“It’s safe here. It isn’t safe out there.” Out there is too bright. Everything is light, and joy, and good. But that can all be taken away, the light out there isn’t real, isn’t permanent. It can’t be. Here there is only darkness, just like me. I am darkness, that’s where I’m safe, comfortable. Darkness is simple. Light is frightening, because I don’t understand it, and I can’t be part of it.

The stranger watches me, and his dark eyes are deep and kind, and I notice the thick black lashes that frame them. You have to be in Blackwell for a long time before your eyes can pick up details like that. I’ve been here a long time. The stranger speaks again, still softly.

“Just because there are more places to hide down here, doesn’t mean its better.” I am quiet for a long time.

“I don’t know how to leave,” I finally admit. I have been here for so long; I can’t imagine anything else anymore. He smiles then, and when he smiles, he lights up even more. He seems radiant when he smiles. Maybe everything bright isn’t frightening.

“That’s easy,” he tells me, and he releases my wrist and holds out his hand, palm up, waiting. “Take my hand, and I’ll show you.”

I stare at his hand like I’ve never seen a hand before. He’s just holding it out to me, patient, offering to show me something I can’t find on my own.

This is the part where I run, right? This is the part where I get scared by anything that could be real and good and light. But I don’t. Instead I look into the eyes of this stranger who stares with his dark eyes, dark and still shining. I don’t even know his name. But I see something in those eyes that make me braver then I’ve ever been. I see hope. I see bright, shining hope.

So I force my fears down, quell them as best I can, I do my best to quiet the thundering of my heart, and I extend a shaking hand and place it in his.

He grips it tight, and he is so warm, and suddenly the water around me feels colder, and he is so bright that the darkness around me seems too deep. He begins to swim, and I follow him, away from the city. I look over my shoulder at Blackwell, where it becomes harder and harder to see the further away we get. I am scared, but the warm hand feels oddly secure.

I look at Blackwell, and from here it looks like a broken city. I know that perhaps it is. But broken, cold, dark and lonely as it might be, I have been here for a long time. It has been my home, and despite everything it has been a safe and reassuring home. It makes me sad to leave it. But I know I can’t just be safe forever.

I turn my head back, and look past the stranger as we swim forward and ever so slowly the water around us begin to change. Colours become more distinct, the temperature rises, and slowly, so slowly, the darkness begins to fade. Soon we are right at the edge of it. Still in darkness, but there ahead is the tunnel, the entrance to the giant cavern that is Blackwell, and the water outside is bathed in light.

I stop.
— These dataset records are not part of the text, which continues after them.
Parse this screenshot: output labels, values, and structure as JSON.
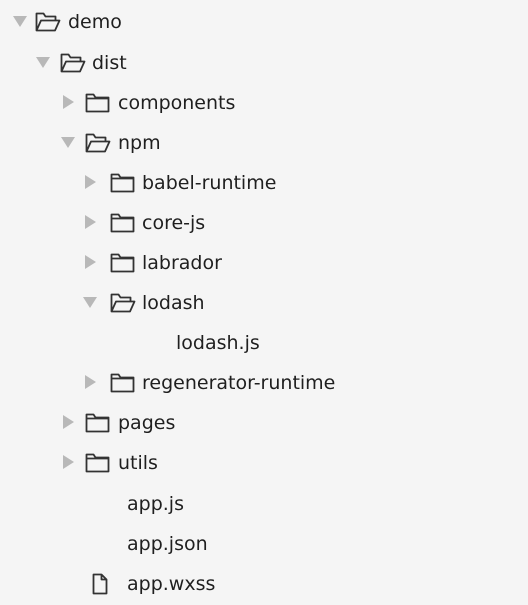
{
  "tree": {
    "demo": "demo",
    "dist": "dist",
    "components": "components",
    "npm": "npm",
    "babel_runtime": "babel-runtime",
    "core_js": "core-js",
    "labrador": "labrador",
    "lodash": "lodash",
    "lodash_js": "lodash.js",
    "regenerator_runtime": "regenerator-runtime",
    "pages": "pages",
    "utils": "utils",
    "app_js": "app.js",
    "app_json": "app.json",
    "app_wxss": "app.wxss"
  },
  "colors": {
    "background": "#f5f5f5",
    "arrow": "#b8b8b8",
    "icon": "#333333",
    "text": "#1f1f1f"
  }
}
He stops too, and looks at me. He squeezes my hand tightly, and he places his free hand on my cheek. The warmth from his touch is beginning to slowly creep inside of me, to my bones, melting the cold bit by bit.

“I’m afraid,” I admit. I look over his shoulder at the light, and I am afraid that it will swallow me whole. I’m afraid I won’t be me anymore without the darkness, and that nothing out there will be familiar anymore. He smiles at me once again, and the brightness of his smile draws me in, makes me curious, makes me want more of it. But I know not everything out there will be like this. He runs his hand through my hair, my hair that was once the vibrant blue of Wintersea, and has long ago changed into the deep blue of the darkest waters of Blackwell.

“It might be scary,” he says. “But I promise you it will be worth it.”

And I believe him. And together we swim into the light.


Hurst Blackwell